**Your instructions:** Filter the records for "SOLIDWORKS" and keep each line that has it.

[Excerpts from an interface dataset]

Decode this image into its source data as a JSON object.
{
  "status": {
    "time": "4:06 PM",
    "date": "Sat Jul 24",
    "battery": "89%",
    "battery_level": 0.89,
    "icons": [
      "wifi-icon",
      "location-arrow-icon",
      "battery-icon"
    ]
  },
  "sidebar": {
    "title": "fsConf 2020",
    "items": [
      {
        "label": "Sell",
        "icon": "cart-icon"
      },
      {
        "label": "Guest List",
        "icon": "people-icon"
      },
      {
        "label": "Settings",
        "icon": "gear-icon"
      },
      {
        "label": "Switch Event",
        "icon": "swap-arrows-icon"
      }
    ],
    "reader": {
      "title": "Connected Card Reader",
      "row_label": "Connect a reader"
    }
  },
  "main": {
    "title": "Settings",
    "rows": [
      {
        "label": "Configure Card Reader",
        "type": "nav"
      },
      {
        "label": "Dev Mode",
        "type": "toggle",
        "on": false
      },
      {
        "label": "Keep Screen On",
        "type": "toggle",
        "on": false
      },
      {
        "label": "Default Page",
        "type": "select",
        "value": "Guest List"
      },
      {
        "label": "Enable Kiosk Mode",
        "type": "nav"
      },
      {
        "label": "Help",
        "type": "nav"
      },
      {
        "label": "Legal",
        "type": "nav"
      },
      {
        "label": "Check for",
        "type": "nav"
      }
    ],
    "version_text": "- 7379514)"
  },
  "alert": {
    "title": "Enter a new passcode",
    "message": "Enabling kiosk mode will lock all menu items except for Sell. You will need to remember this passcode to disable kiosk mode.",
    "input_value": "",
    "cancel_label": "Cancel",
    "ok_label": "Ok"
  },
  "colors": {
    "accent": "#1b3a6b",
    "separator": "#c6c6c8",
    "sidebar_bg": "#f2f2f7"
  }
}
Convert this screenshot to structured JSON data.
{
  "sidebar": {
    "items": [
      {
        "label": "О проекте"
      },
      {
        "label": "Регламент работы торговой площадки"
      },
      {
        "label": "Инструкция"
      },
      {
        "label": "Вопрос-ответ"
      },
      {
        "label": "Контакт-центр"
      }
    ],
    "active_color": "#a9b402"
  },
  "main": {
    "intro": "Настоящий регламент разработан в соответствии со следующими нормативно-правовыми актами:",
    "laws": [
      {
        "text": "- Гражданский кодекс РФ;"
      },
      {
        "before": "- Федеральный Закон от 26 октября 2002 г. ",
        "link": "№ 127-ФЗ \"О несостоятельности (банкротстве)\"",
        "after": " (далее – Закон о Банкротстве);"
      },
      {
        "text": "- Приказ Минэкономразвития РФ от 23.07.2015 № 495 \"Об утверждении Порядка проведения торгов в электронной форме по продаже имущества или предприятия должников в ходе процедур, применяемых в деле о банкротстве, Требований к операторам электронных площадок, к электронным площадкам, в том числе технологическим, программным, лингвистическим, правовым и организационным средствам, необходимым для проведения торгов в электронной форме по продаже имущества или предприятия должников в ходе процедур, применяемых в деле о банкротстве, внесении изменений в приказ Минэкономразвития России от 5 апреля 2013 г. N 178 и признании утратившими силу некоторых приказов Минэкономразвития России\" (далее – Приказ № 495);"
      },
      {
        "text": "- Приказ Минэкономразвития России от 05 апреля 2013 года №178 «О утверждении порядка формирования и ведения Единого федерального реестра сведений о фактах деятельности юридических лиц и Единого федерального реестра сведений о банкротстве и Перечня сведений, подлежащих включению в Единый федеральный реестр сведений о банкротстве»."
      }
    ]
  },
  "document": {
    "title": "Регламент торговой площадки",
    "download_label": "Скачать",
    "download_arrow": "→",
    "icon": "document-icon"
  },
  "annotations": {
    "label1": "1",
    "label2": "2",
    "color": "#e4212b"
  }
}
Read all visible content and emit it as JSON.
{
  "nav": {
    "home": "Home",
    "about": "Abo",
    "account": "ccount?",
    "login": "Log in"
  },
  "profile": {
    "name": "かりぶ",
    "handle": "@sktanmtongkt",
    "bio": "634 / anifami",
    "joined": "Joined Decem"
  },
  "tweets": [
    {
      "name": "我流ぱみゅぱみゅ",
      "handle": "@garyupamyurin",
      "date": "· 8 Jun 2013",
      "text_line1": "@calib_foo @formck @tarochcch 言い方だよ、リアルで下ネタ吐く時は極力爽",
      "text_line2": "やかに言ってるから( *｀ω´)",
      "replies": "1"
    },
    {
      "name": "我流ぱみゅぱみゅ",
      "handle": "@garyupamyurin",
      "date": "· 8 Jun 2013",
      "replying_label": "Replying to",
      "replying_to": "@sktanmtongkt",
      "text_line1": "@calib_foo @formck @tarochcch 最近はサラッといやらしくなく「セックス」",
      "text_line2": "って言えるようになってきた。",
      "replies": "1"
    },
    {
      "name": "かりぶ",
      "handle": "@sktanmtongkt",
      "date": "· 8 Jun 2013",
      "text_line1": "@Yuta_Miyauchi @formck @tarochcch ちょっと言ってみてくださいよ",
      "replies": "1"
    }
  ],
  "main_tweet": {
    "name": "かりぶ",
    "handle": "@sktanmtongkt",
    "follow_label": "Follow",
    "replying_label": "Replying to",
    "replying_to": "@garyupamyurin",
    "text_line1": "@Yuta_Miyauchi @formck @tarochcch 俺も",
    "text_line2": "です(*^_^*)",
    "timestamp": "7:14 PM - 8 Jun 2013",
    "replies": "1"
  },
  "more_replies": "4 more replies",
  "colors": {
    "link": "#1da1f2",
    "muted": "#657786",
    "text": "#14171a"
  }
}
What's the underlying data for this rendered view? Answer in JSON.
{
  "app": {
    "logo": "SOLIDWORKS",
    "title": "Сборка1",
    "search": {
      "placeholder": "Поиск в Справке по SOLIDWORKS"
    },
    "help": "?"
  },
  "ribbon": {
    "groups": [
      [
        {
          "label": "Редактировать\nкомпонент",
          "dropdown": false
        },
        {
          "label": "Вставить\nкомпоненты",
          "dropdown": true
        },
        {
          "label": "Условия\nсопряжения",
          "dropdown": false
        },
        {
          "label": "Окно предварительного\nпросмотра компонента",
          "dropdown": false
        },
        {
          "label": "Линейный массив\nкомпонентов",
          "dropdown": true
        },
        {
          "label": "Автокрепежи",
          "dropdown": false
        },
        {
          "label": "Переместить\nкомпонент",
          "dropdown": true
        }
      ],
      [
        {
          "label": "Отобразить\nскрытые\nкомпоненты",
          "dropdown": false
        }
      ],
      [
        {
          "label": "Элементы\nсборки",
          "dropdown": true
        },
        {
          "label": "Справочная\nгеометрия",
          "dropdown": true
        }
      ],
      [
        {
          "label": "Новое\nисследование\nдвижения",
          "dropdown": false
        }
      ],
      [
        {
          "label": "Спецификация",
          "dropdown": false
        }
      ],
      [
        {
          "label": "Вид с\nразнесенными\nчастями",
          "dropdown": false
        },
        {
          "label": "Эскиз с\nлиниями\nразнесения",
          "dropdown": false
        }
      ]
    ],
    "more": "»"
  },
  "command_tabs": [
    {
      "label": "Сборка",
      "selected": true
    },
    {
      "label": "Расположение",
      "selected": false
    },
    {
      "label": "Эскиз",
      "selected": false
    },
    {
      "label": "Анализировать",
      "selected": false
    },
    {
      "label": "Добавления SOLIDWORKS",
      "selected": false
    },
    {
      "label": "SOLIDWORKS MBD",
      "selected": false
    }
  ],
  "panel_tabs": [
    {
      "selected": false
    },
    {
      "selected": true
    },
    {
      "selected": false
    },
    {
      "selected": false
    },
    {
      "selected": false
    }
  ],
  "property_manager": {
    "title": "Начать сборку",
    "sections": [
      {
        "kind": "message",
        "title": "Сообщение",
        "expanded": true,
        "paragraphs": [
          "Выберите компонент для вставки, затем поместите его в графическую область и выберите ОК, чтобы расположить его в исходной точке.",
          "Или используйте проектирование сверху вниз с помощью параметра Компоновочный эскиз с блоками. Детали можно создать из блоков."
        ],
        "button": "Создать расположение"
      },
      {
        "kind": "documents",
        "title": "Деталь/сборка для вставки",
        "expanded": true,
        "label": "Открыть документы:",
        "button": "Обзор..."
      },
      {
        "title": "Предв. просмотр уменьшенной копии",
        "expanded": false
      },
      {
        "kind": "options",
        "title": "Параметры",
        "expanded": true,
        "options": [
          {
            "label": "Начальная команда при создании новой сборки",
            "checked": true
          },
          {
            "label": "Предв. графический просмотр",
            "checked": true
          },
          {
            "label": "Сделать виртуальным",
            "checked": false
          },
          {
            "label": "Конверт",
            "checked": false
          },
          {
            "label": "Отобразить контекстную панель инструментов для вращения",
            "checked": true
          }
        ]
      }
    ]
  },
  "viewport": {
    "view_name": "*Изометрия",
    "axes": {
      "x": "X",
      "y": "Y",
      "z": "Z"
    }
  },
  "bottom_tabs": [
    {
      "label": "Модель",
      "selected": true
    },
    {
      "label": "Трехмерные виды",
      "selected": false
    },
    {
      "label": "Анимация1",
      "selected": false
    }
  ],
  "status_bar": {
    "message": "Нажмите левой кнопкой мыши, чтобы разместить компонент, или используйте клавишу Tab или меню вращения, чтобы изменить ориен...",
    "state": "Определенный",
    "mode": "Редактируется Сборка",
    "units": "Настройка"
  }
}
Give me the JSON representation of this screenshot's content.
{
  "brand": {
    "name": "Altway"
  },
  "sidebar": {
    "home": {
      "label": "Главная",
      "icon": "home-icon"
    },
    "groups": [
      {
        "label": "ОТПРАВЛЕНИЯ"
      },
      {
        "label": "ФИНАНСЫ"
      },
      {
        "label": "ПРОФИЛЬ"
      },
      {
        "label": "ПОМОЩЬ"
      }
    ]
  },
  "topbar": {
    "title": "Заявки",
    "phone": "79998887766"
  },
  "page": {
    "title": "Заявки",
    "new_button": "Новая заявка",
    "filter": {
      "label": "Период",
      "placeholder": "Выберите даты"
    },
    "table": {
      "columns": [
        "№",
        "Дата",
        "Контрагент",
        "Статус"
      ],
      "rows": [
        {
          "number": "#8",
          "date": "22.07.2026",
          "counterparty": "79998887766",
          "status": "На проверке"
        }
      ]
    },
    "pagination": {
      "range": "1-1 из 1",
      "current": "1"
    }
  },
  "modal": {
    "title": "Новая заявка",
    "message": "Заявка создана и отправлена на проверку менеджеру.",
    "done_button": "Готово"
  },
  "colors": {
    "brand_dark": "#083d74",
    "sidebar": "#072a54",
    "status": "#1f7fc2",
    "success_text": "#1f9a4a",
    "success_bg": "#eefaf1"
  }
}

**Task output:**
    "logo": "SOLIDWORKS",
      "placeholder": "Поиск в Справке по SOLIDWORKS"
      "label": "Добавления SOLIDWORKS",
      "label": "SOLIDWORKS MBD",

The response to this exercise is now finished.